Symon M. Kariuki, Charles R. J. C. Newton
DOI: http://dx.doi.org/10.1093/brain/awu144 e298 First published online: 11 June 2014

Sir, We read with interest the detailed review by MacCormick et al. (2014) about the utility of retinopathy in understanding the pathogenesis of paediatric cerebral malaria. The authors conclude that the brain and retina are similar in many ways and may have similar disease processes that are relevant in cerebral malaria; for example, retinal capillary non-perfusion could be a marker for brain ischaemia and swelling often observed in cerebral malaria (Newton et al., 1994). Importantly the authors point out the differences between the retina and brain, particularly arterial-venous ratios and watersheds, and metabolic peaks in childhood, all of which complicate the use of retinopathy in understanding neurovascular diseases, including cerebral malaria.

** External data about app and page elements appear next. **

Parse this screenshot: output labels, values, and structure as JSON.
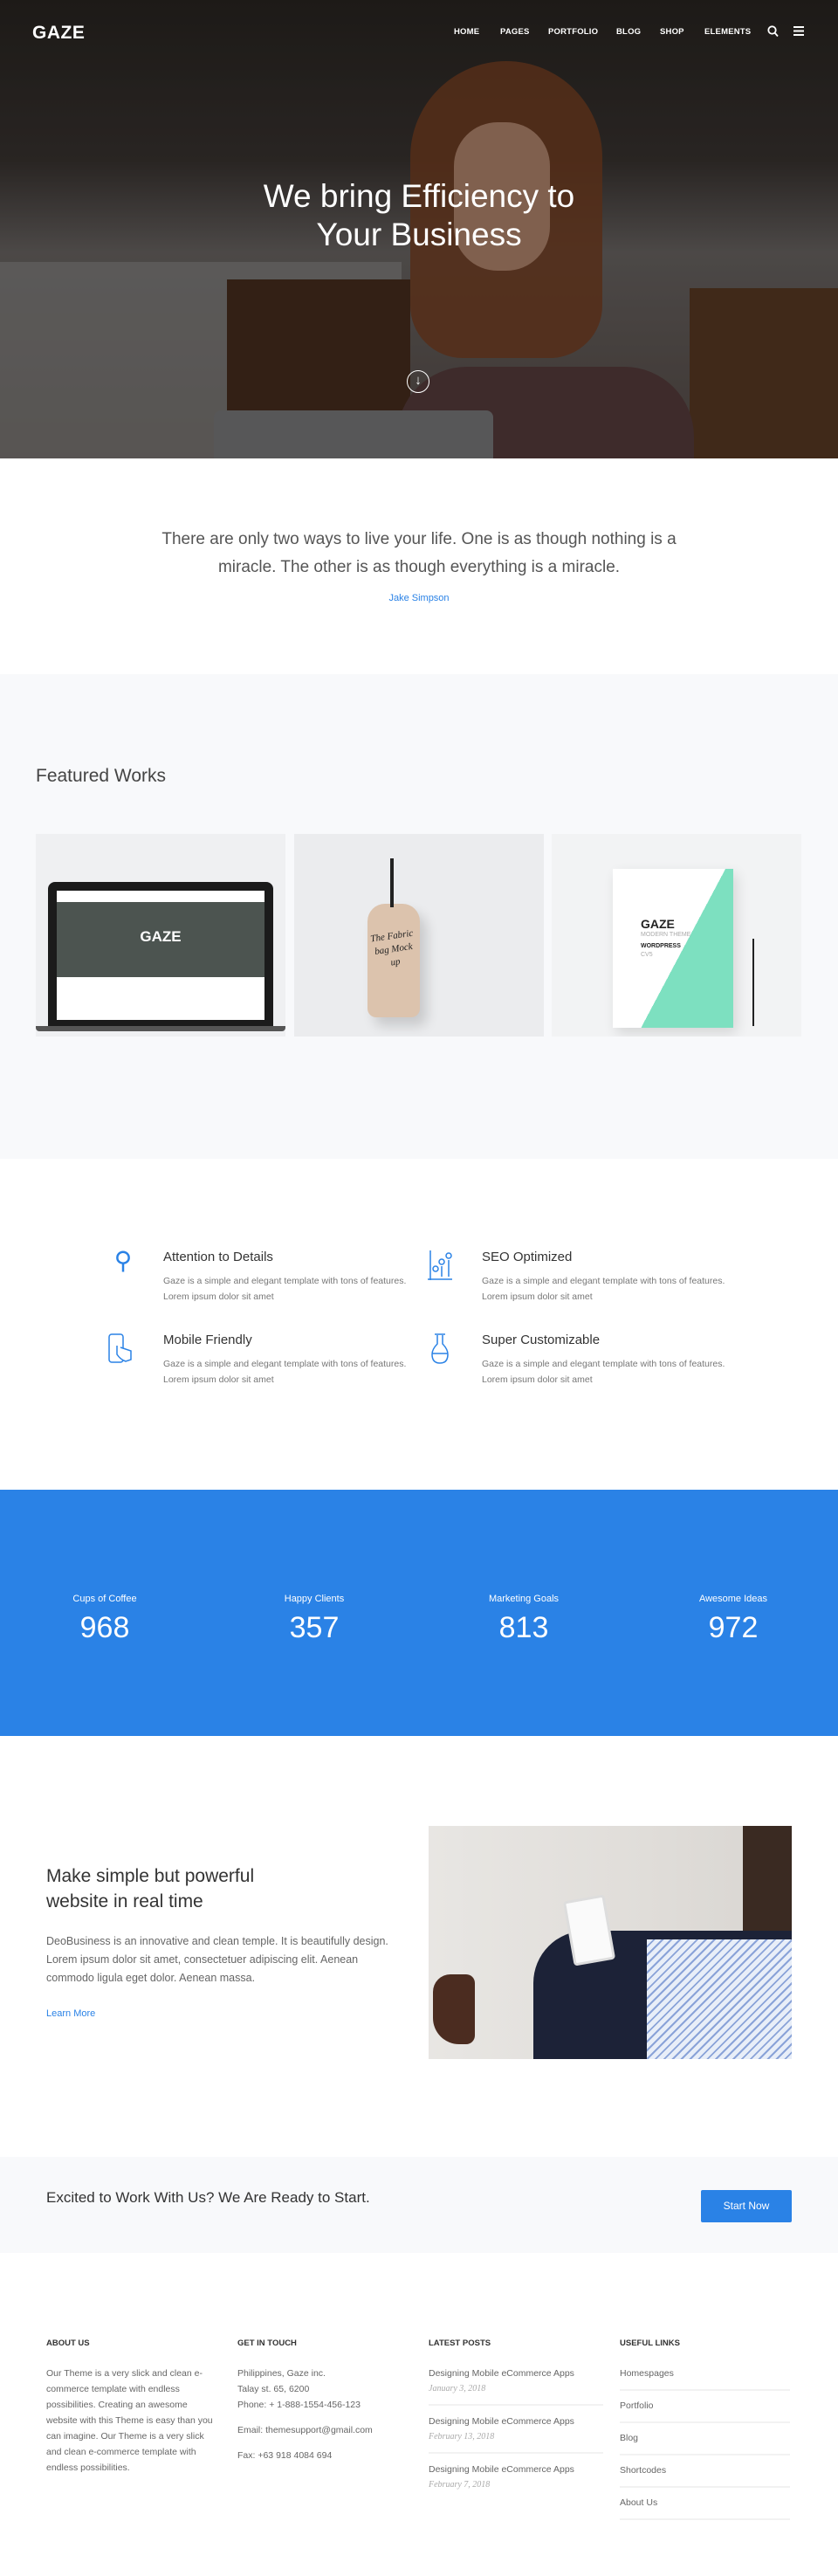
{
  "header": {
    "logo": "GAZE",
    "nav": [
      "HOME",
      "PAGES",
      "PORTFOLIO",
      "BLOG",
      "SHOP",
      "ELEMENTS"
    ],
    "icons": [
      "search-icon",
      "menu-icon"
    ]
  },
  "hero": {
    "title_line1": "We bring Efficiency to",
    "title_line2": "Your Business",
    "scroll_icon": "arrow-down-circle-icon"
  },
  "quote": {
    "text": "There are only two ways to live your life. One is as though nothing is a miracle. The other is as though everything is a miracle.",
    "author": "Jake Simpson"
  },
  "featured": {
    "title": "Featured Works",
    "works": [
      {
        "label": "GAZE"
      },
      {
        "label": "The Fabric bag Mock up"
      },
      {
        "label": "GAZE",
        "sub": "MODERN THEME",
        "sub2": "WORDPRESS",
        "sub3": "CV5"
      }
    ]
  },
  "features": [
    {
      "icon": "desk-lamp-icon",
      "title": "Attention to Details",
      "text": "Gaze is a simple and elegant template with tons of features. Lorem ipsum dolor sit amet"
    },
    {
      "icon": "chart-icon",
      "title": "SEO Optimized",
      "text": "Gaze is a simple and elegant template with tons of features. Lorem ipsum dolor sit amet"
    },
    {
      "icon": "mobile-touch-icon",
      "title": "Mobile Friendly",
      "text": "Gaze is a simple and elegant template with tons of features. Lorem ipsum dolor sit amet"
    },
    {
      "icon": "flask-icon",
      "title": "Super Customizable",
      "text": "Gaze is a simple and elegant template with tons of features. Lorem ipsum dolor sit amet"
    }
  ],
  "stats": [
    {
      "label": "Cups of Coffee",
      "value": "968"
    },
    {
      "label": "Happy Clients",
      "value": "357"
    },
    {
      "label": "Marketing Goals",
      "value": "813"
    },
    {
      "label": "Awesome Ideas",
      "value": "972"
    }
  ],
  "about": {
    "title": "Make simple but powerful website in real time",
    "text": "DeoBusiness is an innovative and clean temple. It is beautifully design. Lorem ipsum dolor sit amet, consectetuer adipiscing elit. Aenean commodo ligula eget dolor. Aenean massa.",
    "link": "Learn More"
  },
  "cta": {
    "text": "Excited to Work With Us? We Are Ready to Start.",
    "button": "Start Now"
  },
  "footer": {
    "about": {
      "heading": "ABOUT US",
      "text": "Our Theme is a very slick and clean e-commerce template with endless possibilities. Creating an awesome website with this Theme is easy than you can imagine. Our Theme is a very slick and clean e-commerce template with endless possibilities."
    },
    "contact": {
      "heading": "GET IN TOUCH",
      "address1": "Philippines, Gaze inc.",
      "address2": "Talay st. 65, 6200",
      "phone": "Phone: + 1-888-1554-456-123",
      "email": "Email: themesupport@gmail.com",
      "fax": "Fax: +63 918 4084 694"
    },
    "posts": {
      "heading": "LATEST POSTS",
      "items": [
        {
          "title": "Designing Mobile eCommerce Apps",
          "date": "January 3, 2018"
        },
        {
          "title": "Designing Mobile eCommerce Apps",
          "date": "February 13, 2018"
        },
        {
          "title": "Designing Mobile eCommerce Apps",
          "date": "February 7, 2018"
        }
      ]
    },
    "links": {
      "heading": "USEFUL LINKS",
      "items": [
        "Homespages",
        "Portfolio",
        "Blog",
        "Shortcodes",
        "About Us"
      ]
    }
  },
  "colors": {
    "accent": "#2a82e6",
    "light_bg": "#f8f9fb"
  }
}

MacCormick et al. (2014) observe that 25% of the WHO-defined cerebral malaria may be related to other causes of coma other than Plasmodium falciparum malaria, as shown in an autopsy study (Taylor et al., 2004). Recently, histidine-rich …